Task details:
Filter the entries down to the lines containing "Estimated", and copy those lines.

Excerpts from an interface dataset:
◆ ◆ ◆
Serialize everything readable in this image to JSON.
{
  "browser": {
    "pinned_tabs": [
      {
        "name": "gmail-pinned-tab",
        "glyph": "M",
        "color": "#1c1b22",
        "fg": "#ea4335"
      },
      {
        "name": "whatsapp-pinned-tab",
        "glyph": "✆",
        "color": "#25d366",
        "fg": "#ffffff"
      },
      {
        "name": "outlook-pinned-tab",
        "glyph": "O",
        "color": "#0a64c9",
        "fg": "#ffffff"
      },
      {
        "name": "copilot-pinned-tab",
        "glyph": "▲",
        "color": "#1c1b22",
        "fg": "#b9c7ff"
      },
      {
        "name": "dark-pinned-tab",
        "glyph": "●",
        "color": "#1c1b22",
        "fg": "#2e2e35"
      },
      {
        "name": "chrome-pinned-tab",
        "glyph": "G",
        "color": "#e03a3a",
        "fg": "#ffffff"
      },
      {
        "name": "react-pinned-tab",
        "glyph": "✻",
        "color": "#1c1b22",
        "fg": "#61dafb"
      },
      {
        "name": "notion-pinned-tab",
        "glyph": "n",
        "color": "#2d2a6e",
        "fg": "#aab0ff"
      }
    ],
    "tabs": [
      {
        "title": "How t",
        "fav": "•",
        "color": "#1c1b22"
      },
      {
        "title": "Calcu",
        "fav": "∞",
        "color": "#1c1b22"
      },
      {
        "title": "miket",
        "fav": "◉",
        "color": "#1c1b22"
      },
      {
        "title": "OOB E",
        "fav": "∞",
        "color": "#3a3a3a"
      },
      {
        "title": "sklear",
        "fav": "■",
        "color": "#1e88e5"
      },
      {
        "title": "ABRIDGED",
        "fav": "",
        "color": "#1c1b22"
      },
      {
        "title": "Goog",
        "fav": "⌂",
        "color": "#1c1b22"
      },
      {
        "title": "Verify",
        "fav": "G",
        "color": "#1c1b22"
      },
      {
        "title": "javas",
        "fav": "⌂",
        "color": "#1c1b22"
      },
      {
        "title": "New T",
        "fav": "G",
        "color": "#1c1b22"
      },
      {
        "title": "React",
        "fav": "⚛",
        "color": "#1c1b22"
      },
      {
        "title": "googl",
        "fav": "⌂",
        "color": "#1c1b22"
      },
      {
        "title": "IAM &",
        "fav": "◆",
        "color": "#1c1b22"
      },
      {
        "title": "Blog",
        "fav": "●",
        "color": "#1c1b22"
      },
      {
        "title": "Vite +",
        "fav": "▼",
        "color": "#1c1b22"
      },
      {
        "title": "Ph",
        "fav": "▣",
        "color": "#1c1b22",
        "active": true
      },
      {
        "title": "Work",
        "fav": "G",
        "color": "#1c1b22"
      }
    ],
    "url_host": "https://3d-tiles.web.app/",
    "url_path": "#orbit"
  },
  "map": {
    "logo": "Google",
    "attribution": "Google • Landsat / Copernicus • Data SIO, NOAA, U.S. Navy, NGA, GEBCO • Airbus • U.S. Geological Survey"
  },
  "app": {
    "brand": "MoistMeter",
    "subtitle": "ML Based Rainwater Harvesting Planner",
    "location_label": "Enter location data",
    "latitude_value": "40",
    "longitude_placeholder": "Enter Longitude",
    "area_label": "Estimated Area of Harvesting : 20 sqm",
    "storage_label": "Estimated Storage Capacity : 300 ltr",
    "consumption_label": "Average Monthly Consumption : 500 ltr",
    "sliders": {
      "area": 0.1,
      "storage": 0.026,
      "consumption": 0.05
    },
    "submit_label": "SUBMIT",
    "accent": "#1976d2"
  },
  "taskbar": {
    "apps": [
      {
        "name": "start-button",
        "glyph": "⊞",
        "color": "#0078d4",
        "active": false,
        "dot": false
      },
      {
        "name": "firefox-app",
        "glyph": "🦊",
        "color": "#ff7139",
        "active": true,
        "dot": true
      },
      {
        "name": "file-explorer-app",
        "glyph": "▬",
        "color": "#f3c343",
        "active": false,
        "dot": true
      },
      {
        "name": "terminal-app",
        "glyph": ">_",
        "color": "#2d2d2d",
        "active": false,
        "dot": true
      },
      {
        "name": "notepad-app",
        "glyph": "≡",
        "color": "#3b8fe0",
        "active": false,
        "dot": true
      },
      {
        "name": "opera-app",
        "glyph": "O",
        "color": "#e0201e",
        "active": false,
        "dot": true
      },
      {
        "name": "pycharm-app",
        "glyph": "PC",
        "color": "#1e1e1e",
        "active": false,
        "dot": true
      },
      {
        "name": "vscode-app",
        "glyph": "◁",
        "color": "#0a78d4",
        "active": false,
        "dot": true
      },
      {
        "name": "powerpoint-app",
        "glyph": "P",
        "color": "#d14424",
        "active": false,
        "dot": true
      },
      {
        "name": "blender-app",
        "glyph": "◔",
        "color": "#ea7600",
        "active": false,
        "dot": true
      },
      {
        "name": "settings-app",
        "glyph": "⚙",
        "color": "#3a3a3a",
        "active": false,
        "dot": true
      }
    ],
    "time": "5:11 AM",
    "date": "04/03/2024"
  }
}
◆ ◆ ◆
Answer to the problem:
    "area_label": "Estimated Area of Harvesting : 20 sqm",
    "storage_label": "Estimated Storage Capacity : 300 ltr",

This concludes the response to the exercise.